Ashley was so notorious that he had a blood feud with Sheriff Bob Baker. During a robbery in 1915, in which all of Ashley’s cohorts escaped, Ashley was shot in the face by an associate. His jaw was shattered, the bullet lodged next to his left eye, which doctors then surgically removed. Ashley refused surgery to remove the bullet itself, reasoning that he would soon be executed regardless. Baker liked to tease that one day he’d wear Ashley’s glass eye as a watch fob.

Ashley was shot to death in a confrontation with deputies in 1924.

Red Hamilton Continues to Cause Trouble Years After His Death


Red Hamilton Continues to Caus... is listed (or ranked) 2 on the list The 12 Most Audacious Bank Robbers of the Depression Era
Photo:  FBI

A known associate of John Dillinger, John “Red” Hamilton got his criminal education at Indiana State Prison when he was sentenced to 25 years for robbing a gas station. Hamilton busted out early when Dillinger smuggled a barrel full of weapons into the prison.

Most of Hamilton’s singular notoriety comes from the events surrounding his death. After being shot in the back in a skirmish with police, Hamilton allegedly died at a safe house in Aurora, IL. While some legends persist that Hamilton survived his wounds and retired to northern Indiana, some homeowners in Aurora have claimed that they’ve come face-to-face with the spirit of John Hamilton, who’s still haunting the house where he died.

J. Harvey Bailey Stole More Money Than John Dillinger Dreamed


J. Harvey Bailey Stole More Mo... is listed (or ranked) 3 on the list The 12 Most Audacious Bank Robbers of the Depression Era
Photo:  Seattle Municipal Archives

Bailey’s career spanned thirteen years from 1920 to 1933. During the course of his career, Bailey supposedly robbed more than 20 banks, once even robbing the Denver Mint of $200,000. 

He was famous for the meticulous planning that went into his robberies. He’d obtain building plans and road maps before a heist. The attention to detail earned him the title “the Dean of American Bank Robbers.”

Ford Bradshaw Destroyed a Town in the Name of Revenge


Ford Bradshaw Destroyed a Town... is listed (or ranked) 4 on the list The 12 Most Audacious Bank Robbers of the Depression Era
Photo:  Vintage Canadian Supermarkets and Discount Stores

Ford Bradshaw considered himself to be running a competition against fellow Oklahoma bank robber “Pretty Boy” Floyd.
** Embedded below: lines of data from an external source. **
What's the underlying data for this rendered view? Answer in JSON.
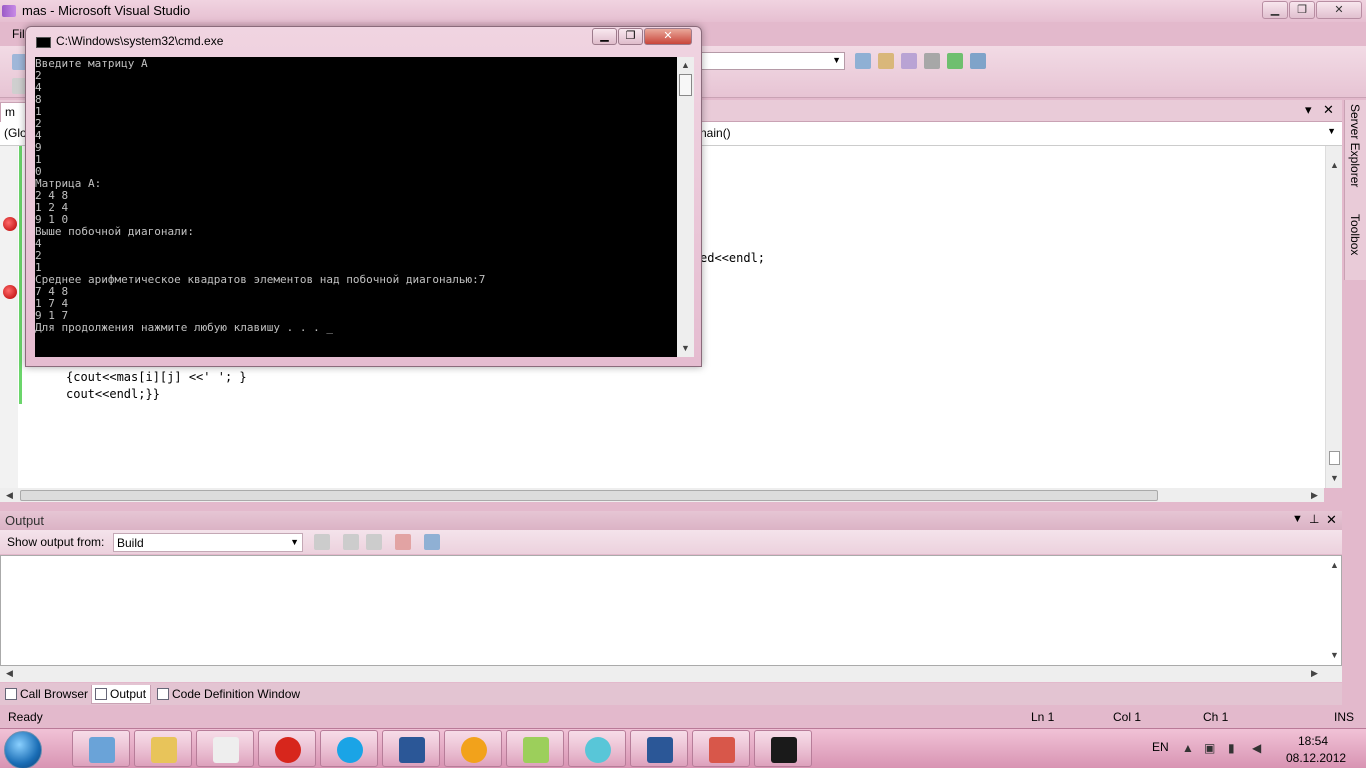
{
  "vs_window": {
    "title": "mas - Microsoft Visual Studio",
    "menu_partial": "Fil"
  },
  "editor": {
    "tab_partial": "m",
    "nav_left": "(Glo",
    "nav_right": "nain()",
    "code_lines": [
      "ed<<endl;",
      "{cout<<mas[i][j] <<' '; }",
      "cout<<endl;}}"
    ]
  },
  "cmd": {
    "title": "C:\\Windows\\system32\\cmd.exe",
    "lines": [
      "Введите матрицу А",
      "2",
      "4",
      "8",
      "1",
      "2",
      "4",
      "9",
      "1",
      "0",
      "Матрица А:",
      "2 4 8",
      "1 2 4",
      "9 1 0",
      "Выше побочной диагонали:",
      "4",
      "2",
      "1",
      "Среднее арифметическое квадратов элементов над побочной диагональю:7",
      "7 4 8",
      "1 7 4",
      "9 1 7",
      "Для продолжения нажмите любую клавишу . . . _"
    ]
  },
  "output_panel": {
    "title": "Output",
    "show_output_label": "Show output from:",
    "source": "Build"
  },
  "bottom_tabs": [
    "Call Browser",
    "Output",
    "Code Definition Window"
  ],
  "right_rail": [
    "Server Explorer",
    "Toolbox"
  ],
  "status": {
    "ready": "Ready",
    "ln": "Ln 1",
    "col": "Col 1",
    "ch": "Ch 1",
    "ins": "INS"
  },
  "taskbar": {
    "lang": "EN",
    "time": "18:54",
    "date": "08.12.2012",
    "apps": [
      "media-player-icon",
      "explorer-icon",
      "notepad-icon",
      "opera-icon",
      "skype-icon",
      "word-icon",
      "aimp-icon",
      "sticky-notes-icon",
      "cd-icon",
      "word2-icon",
      "visual-studio-icon",
      "cmd-icon"
    ]
  },
  "colors": {
    "theme_pink": "#e3b9cc",
    "console_bg": "#000000",
    "console_fg": "#c0c0c0"
  }
}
Though the history books might have made “Pretty Boy” the more prominent figure, Bradshaw was by far the more successful thief.

The beginning of Bradshaw’s end came the day after his best friend, Wilbur Underhill, was gunned down by federal agents. In his grief, Bradshaw and some buddies visited Vian, OK, and opened fire. The attack put more attention on Bradshaw than ever before; he was shot by a sheriff’s deputy while resisting arrest a short while later.